- REQUIRED ACTION -
In this material, which lines include the string "true"? Show them.

- RECORDS SHOWN -
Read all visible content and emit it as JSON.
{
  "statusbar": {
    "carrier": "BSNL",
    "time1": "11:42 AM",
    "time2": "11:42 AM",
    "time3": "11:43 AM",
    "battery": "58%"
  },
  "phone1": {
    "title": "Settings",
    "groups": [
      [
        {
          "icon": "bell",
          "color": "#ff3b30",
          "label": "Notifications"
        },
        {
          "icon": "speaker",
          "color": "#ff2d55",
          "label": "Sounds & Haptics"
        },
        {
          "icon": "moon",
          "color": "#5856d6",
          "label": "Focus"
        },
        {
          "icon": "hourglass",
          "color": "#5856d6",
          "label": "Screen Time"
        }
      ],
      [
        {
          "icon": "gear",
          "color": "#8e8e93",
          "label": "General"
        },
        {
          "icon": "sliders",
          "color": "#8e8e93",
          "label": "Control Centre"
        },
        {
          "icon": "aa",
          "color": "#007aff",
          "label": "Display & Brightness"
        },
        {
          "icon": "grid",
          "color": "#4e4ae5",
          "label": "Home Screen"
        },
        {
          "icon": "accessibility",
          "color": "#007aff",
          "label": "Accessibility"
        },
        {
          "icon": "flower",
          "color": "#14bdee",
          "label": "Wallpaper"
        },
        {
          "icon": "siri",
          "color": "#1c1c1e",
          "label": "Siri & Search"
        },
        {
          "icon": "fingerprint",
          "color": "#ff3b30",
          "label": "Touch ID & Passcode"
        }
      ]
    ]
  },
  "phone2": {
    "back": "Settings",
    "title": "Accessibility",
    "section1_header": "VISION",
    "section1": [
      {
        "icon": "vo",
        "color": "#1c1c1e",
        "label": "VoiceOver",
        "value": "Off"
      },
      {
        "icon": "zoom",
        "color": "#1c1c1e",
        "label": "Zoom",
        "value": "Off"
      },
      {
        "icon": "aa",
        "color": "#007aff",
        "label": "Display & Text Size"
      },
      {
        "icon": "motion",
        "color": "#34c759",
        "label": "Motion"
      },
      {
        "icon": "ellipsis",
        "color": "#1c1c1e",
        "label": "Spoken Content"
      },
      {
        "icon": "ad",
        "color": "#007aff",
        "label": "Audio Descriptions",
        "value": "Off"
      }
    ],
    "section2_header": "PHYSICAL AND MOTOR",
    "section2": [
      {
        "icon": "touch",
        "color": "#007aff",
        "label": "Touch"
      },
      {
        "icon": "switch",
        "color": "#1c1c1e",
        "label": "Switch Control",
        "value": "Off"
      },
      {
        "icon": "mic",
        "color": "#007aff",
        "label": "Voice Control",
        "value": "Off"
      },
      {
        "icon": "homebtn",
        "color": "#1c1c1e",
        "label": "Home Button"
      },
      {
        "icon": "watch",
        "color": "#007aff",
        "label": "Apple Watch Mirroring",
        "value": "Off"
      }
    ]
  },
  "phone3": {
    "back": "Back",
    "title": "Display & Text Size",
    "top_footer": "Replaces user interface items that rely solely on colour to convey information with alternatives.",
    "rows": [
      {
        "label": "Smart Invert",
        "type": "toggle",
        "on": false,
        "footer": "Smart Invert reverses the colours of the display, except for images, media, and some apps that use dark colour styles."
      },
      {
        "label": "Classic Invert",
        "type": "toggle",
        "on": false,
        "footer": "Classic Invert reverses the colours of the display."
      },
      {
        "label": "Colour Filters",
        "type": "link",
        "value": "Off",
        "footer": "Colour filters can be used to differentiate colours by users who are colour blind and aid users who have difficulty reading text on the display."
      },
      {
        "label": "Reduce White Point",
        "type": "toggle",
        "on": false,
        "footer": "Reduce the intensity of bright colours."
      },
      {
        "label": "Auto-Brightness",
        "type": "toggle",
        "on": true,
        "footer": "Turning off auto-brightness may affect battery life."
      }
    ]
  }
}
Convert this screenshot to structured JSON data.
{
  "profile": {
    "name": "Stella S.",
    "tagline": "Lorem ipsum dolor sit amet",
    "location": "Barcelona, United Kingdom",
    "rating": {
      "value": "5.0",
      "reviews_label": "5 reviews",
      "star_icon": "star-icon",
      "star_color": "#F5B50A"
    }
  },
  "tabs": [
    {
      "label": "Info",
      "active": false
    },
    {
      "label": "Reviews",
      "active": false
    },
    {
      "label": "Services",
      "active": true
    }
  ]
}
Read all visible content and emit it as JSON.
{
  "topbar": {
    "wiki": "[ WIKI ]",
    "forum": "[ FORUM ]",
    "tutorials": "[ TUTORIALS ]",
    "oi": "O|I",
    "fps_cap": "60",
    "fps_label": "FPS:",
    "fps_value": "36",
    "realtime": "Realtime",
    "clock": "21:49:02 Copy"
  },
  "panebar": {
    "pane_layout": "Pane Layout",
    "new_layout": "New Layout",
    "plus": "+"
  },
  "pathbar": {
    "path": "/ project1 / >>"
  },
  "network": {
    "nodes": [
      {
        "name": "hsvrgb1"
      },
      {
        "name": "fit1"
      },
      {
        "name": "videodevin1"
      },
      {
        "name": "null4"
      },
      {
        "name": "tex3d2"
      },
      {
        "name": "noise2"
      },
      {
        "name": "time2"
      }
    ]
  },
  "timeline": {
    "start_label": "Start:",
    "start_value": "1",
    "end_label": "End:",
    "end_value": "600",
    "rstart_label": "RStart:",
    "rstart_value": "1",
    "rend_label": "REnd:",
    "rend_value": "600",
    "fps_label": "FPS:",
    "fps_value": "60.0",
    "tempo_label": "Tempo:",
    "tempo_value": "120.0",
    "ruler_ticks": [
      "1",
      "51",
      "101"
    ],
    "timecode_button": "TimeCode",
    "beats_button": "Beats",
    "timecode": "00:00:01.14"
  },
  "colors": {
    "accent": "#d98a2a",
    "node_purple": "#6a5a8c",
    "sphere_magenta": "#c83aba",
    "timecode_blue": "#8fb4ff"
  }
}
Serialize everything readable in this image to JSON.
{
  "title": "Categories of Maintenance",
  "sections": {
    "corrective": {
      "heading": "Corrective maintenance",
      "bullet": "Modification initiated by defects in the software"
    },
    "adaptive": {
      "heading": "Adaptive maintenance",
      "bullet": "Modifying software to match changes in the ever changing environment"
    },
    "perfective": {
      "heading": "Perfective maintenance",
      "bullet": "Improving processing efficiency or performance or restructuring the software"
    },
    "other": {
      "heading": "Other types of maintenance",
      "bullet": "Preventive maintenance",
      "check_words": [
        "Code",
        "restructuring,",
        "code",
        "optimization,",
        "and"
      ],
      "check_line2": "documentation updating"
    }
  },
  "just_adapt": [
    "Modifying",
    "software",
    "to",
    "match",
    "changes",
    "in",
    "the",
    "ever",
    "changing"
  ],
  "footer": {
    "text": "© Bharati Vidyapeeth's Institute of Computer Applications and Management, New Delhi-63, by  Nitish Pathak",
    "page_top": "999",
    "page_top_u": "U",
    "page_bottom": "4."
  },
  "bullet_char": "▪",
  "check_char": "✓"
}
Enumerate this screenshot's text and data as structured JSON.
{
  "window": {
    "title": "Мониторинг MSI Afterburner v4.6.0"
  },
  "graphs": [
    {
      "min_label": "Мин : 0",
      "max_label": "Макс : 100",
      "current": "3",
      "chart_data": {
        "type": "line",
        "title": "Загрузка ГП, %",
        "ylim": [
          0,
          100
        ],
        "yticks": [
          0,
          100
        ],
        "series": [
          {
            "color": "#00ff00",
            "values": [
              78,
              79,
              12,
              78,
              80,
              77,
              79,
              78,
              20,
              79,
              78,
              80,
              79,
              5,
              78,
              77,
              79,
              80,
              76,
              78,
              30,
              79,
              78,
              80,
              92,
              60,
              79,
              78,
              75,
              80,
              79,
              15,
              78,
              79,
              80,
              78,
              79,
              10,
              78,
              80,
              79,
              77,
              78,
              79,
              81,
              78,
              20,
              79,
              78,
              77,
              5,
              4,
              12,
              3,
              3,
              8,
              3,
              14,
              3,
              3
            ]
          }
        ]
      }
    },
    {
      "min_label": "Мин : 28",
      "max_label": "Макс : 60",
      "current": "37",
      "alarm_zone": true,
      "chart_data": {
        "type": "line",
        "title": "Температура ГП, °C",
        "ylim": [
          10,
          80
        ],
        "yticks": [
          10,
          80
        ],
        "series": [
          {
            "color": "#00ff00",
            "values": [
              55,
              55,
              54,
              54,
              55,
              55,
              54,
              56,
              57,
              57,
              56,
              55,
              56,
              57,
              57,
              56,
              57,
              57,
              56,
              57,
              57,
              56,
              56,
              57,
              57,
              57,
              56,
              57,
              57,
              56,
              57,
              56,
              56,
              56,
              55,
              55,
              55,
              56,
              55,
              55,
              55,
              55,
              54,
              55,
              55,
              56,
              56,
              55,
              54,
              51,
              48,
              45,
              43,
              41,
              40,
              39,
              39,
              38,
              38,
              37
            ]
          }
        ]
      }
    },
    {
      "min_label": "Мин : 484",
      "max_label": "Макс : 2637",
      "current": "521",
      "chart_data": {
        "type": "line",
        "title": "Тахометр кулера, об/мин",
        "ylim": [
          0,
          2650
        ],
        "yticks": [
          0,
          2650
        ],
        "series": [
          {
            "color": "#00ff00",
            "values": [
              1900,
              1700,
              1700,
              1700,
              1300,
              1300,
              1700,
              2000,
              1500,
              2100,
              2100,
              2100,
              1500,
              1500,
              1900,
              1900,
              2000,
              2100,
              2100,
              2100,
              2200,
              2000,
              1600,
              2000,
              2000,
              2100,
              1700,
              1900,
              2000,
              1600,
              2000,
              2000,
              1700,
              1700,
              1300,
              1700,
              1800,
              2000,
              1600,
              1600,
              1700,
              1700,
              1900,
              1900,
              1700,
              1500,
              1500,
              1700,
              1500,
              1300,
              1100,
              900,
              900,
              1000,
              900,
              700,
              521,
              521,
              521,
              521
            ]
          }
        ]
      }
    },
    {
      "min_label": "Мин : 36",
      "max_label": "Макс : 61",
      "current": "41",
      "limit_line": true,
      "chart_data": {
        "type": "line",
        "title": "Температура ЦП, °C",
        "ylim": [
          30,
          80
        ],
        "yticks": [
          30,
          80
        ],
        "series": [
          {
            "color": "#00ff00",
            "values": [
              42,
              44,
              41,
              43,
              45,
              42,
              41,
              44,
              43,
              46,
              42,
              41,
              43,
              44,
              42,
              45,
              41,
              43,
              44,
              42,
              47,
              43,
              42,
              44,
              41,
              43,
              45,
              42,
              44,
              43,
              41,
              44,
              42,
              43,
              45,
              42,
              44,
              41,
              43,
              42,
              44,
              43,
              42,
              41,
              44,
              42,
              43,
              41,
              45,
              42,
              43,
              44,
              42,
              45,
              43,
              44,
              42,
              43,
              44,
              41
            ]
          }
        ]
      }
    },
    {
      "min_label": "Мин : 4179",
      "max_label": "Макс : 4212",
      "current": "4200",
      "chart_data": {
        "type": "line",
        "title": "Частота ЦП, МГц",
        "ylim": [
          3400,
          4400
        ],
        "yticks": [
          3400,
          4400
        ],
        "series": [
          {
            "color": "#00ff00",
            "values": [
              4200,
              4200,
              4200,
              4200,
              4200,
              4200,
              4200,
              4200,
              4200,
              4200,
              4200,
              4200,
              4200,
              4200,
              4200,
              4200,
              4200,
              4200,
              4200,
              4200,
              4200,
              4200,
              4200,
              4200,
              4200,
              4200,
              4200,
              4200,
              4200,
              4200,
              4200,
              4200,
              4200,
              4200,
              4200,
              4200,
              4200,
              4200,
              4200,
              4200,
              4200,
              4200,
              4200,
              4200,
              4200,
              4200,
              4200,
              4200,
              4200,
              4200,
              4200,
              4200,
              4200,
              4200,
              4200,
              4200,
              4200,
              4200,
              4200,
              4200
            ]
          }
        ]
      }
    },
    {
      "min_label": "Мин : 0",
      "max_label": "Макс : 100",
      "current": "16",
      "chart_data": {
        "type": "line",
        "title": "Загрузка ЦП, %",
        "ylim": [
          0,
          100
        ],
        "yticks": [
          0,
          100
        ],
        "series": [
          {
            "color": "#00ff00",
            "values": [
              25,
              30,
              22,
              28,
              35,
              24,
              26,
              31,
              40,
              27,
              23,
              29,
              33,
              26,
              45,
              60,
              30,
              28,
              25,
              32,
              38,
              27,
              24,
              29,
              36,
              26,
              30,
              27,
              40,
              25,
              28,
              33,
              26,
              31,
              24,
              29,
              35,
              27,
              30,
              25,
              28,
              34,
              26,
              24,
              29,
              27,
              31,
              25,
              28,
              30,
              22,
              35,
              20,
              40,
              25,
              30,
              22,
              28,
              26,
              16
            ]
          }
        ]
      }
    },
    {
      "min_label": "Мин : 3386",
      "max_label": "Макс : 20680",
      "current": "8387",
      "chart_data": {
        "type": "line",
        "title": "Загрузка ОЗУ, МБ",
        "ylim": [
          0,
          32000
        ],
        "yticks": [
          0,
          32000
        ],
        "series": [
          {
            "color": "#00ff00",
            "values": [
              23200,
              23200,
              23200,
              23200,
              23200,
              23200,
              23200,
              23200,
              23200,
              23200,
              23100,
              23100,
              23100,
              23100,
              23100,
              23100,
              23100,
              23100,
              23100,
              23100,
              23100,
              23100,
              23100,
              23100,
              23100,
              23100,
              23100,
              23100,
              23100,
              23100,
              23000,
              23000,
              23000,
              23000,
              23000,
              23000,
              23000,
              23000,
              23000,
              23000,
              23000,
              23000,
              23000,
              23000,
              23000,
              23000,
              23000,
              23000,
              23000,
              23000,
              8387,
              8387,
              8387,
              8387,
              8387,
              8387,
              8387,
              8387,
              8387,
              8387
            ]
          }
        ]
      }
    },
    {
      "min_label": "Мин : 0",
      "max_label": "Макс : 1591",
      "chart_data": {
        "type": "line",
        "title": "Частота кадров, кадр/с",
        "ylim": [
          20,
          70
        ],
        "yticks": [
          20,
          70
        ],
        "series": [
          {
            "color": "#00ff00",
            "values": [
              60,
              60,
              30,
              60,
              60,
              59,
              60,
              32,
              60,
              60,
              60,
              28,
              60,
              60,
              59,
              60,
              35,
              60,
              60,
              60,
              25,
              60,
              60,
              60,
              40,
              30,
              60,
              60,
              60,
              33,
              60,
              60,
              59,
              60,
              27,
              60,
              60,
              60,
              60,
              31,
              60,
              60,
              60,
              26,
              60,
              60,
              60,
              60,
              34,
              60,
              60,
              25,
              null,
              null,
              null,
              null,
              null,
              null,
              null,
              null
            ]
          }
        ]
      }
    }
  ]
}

- RESULT FOR THIS EXERCISE -
        "on": true,
      "active": true
      "alarm_zone": true,
      "limit_line": true,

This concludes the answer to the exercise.